JIM BRAZELL ’95 is a technology forecaster, author, public speaker, and consultant focusing on innovation and transformative systems. Since 2008, he has delivered more than 150 speeches, including an October 2009 address to the President’s Council of Advisors on Science and Technology. He will keynote the National Career Pathway Conference later this year. Jim is a founding board member of the Defense Learning Strategies Consortium and has served on several local and statewide science, technology, engineering, and mathematics (STEM) committees and associations. Jim and his wife Lisa Cervantes live in San Antonio with their daughter.
By Abby Rhodes
When ADAM COHEN ’02 met Mark Burk, a homeless man with a dream as big as his life’s problems, he decided others should meet Burk, too.
On January 11, the Golf Channel introduced him with the premiere of Pipe Dream, a reality series that follows the golfer’s pursuit of the PGA Tour. The project is the brainchild of Cohen and his cousin and business partner, Mitch Gettleman.
“We were meeting our friend, a professional golfer, to play golf, but he was late because he had to track down Mark, who was wandering the streets,” said Cohen. “Then, they had to go to a consignment shop to pick up Mark’s clubs because he had sold them to pay for food.”

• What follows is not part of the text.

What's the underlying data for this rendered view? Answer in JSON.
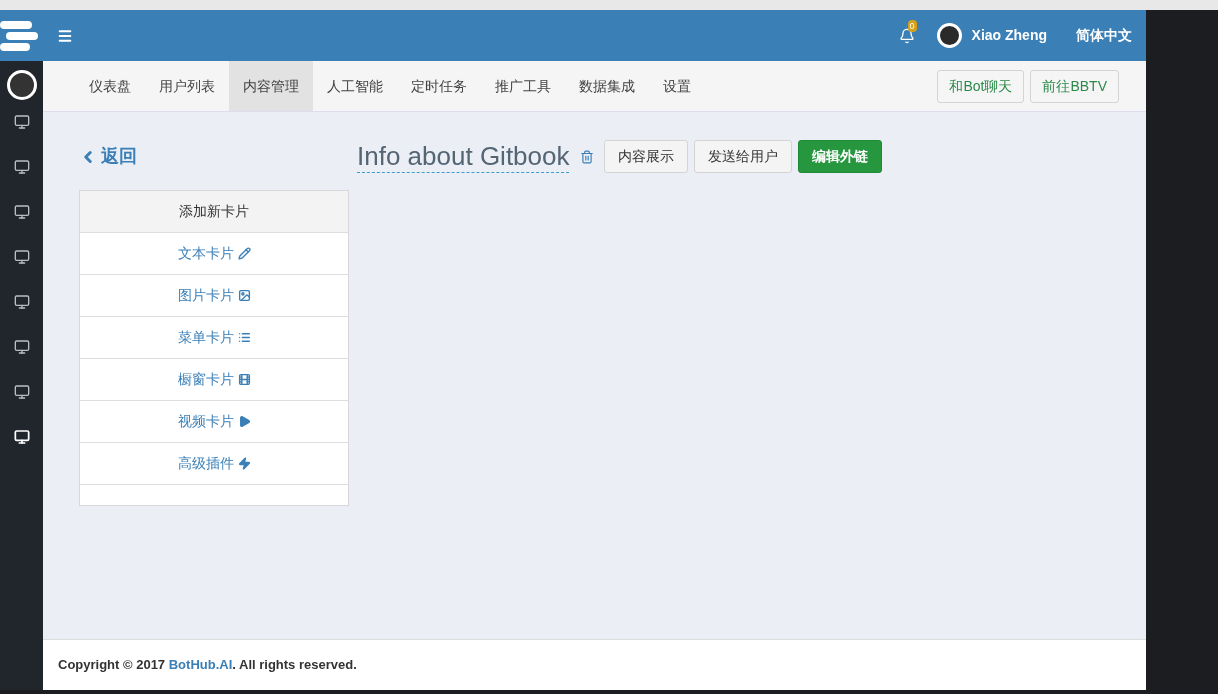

As they played, Burk, a former golf pro, shared his woeful tale of a breakup with supermodel Beverly Johnson that left him homeless and wrought with legal trouble over accusations of domestic violence, all while hitting every fairway and shooting three over par.
“Afterwards, we approached him and asked if he’d be up for doing a show,” said Cohen, who has worked on several MTV and VH1 reality TV shows and other Hollywood productions.

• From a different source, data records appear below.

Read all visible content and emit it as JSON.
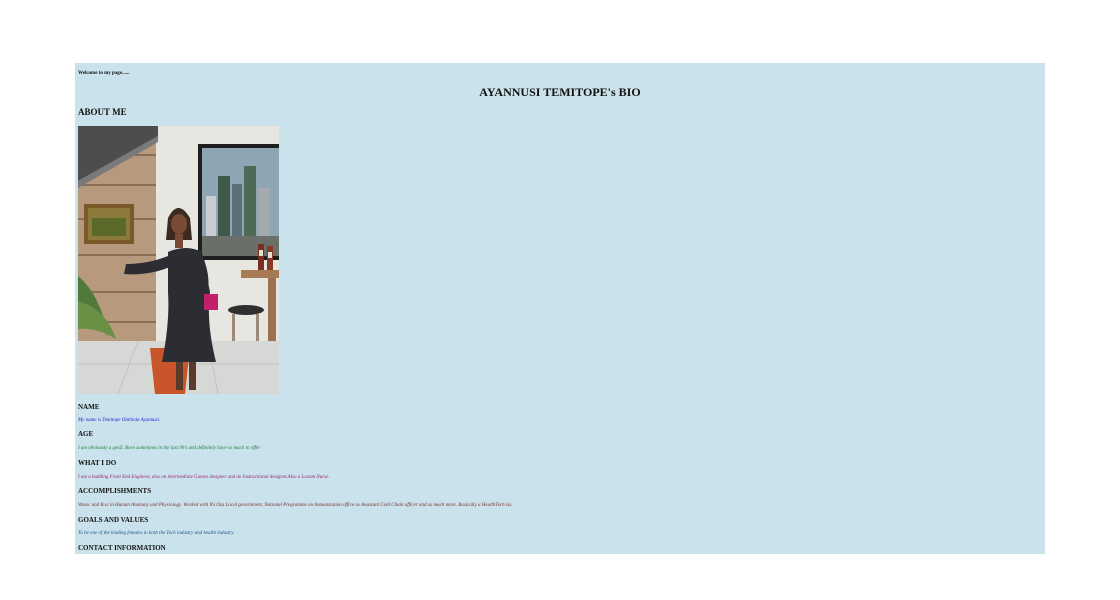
{
  "header": {
    "welcome": "Welcome to my page......",
    "title": "AYANNUSI TEMITOPE's BIO"
  },
  "about": {
    "heading": "ABOUT ME",
    "photo_alt": "Photo of Temitope standing in a room"
  },
  "sections": {
    "name": {
      "heading": "NAME",
      "text": "My name is Temitope Olabiola Ayannusi.",
      "color": "#1a1ad6"
    },
    "age": {
      "heading": "AGE",
      "text": "I am obviously a genZ. Born sometimes in the last 90's and definitely have so much to offer",
      "color": "#1f7a3a"
    },
    "what_i_do": {
      "heading": "WHAT I DO",
      "text": "I am a budding Front End Engineer, also an intermediate Games designer and an Instructional designer.Also a Locum Nurse.",
      "color": "#9b1f6e"
    },
    "accomplishments": {
      "heading": "ACCOMPLISHMENTS",
      "text": "Wassc and B.sc in Human Anatomy and Physiology. Worked with Ibi Oza Local government, National Programme on Immunization office as Assistant Cold Chain officer and so much more. Basically a HealthTech sis.",
      "color": "#7a2f2f"
    },
    "goals": {
      "heading": "GOALS AND VALUES",
      "text": "To be one of the leading females in both the Tech industry and health industry.",
      "color": "#1f4f8a"
    },
    "contact": {
      "heading": "CONTACT INFORMATION"
    }
  },
  "colors": {
    "panel_background": "#cae2eb",
    "page_background": "#ffffff"
  }
}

At Bradley, Cohen learned about lighting, camera operation, storytelling, and editing from broadcast veterans. Every weekend he traveled to Chicago to work on the crew of the sitcom What About Joan, starring Joan Cusack, and the airing of Chicago Bears games for WBBM radio. His classroom and field experience helped Cohen pitch his reality series to production companies.
Visit thegolfchannel.com/pipe-dream to view clips of Cohen’s show.
Cohen and Gettleman put their written plan in the hands of a producer who was meeting with Golf Channel executives in New York City. “They took a quick look and said, ‘When can we start shooting?’” said Cohen. “We shot the pilot in 10 days, and three weeks into editing the first act, they picked up the whole series.”
It includes 10 episodes that air 10 times a week on Golf Channel. Cohen hopes ratings will allow for another season and a deeper look into Burk’s determined struggle.
“My impression of homelessness has really changed. Especially with the state of the economy now, people could be living next door to you one day and the next day they’re in a shelter,” said Cohen. “It’s a sad story, but an inspirational story that we’re trying to tell about a guy trying to get his life together through golf.”